Climate Change and Human Trafficking in Indonesia

Palm oil production is one of Indonesia's biggest industries, supplying almost half of the world and driving massive deforestation on the archipelago. In addition, Indonesia’s large population, agricultural land use practices, deforestation, and coal consumption make it a high greenhouse gas emitter.

To make way for commercial logging interests, Indonesia's indigenous people were forced 50 years ago to migrate into the country's peat lands. Frequent heat waves and unpredictable weather makes peat lands prone to wildfires, threatening their indigenous inhabitants. With few government protections, indigenous groups have nowhere else to go and are vulnerable to lung disease caused by exposure to heavy smog produced by the palm mills, while indigenous women desperate to leave are often preyed upon by human traffickers.

In this project, Xyza Bacani reports on the environmental and social challenges facing indigenous people working on Indonesia's palm plantations. 

Risky Crossing: The Perils of Climate Migration

A worsening climate is destroying how people farm, fish, and forage across Asia.

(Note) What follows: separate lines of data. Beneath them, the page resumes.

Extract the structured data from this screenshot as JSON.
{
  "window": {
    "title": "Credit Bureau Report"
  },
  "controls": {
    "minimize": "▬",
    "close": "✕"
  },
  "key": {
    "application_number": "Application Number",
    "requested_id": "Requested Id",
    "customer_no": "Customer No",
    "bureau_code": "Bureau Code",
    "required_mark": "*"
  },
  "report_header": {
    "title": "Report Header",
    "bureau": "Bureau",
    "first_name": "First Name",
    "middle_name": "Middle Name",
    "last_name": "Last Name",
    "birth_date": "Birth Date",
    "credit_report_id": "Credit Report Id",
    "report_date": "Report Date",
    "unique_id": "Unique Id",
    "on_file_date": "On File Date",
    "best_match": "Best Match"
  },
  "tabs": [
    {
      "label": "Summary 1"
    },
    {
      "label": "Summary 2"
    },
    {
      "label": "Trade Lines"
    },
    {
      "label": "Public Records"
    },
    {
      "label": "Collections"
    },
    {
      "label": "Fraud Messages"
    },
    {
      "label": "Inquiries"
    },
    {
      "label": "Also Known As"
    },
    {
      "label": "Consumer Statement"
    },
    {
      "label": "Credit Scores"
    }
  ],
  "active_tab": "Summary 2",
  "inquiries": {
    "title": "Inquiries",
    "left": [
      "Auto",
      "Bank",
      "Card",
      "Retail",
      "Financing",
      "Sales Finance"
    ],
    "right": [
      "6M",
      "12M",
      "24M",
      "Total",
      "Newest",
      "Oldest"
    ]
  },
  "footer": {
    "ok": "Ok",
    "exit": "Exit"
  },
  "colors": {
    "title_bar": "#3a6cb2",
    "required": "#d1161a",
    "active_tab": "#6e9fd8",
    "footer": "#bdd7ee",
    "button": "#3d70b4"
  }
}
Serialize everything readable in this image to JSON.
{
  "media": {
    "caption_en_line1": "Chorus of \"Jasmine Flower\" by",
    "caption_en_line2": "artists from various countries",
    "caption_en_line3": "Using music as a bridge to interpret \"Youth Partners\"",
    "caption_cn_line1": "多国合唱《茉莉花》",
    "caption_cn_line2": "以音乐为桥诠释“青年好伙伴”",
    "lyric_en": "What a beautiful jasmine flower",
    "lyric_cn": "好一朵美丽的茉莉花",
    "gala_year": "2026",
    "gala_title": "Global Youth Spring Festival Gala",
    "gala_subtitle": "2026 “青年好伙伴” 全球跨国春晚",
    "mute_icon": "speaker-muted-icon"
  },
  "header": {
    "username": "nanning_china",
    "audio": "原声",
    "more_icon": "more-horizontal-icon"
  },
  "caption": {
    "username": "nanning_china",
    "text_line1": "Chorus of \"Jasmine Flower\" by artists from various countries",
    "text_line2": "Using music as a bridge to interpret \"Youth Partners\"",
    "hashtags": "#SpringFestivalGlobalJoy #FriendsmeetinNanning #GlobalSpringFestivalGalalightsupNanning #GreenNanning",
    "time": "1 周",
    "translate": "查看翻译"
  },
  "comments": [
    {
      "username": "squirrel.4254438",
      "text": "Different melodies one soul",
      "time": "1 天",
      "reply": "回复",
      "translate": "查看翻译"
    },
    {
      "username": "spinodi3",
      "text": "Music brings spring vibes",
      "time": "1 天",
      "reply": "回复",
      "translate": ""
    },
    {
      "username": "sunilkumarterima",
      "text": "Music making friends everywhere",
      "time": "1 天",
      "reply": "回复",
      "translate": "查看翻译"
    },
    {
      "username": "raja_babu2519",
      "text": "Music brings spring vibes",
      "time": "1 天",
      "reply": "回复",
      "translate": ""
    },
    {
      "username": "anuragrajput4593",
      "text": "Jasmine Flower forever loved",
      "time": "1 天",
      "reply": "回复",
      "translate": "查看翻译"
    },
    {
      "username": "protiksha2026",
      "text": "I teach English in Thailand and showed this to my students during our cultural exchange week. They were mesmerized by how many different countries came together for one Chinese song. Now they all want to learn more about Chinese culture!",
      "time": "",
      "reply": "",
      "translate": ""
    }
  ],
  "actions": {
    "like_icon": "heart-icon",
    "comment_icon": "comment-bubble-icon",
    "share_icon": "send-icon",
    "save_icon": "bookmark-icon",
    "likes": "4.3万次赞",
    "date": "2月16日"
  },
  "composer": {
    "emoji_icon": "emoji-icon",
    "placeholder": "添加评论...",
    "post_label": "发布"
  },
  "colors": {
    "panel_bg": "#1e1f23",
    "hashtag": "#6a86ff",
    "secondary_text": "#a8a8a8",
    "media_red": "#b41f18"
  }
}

No longer able to scratch a living from the land, the continent’s poorest are increasingly seeking work abroad — and finding themselves ever more vulnerable to the dangers that follow.

IN PHOTOS: No Man's Land

Palm oil is a multibillion-dollar industry for Indonesia. But the people responsible for its production are not the ones reaping the riches.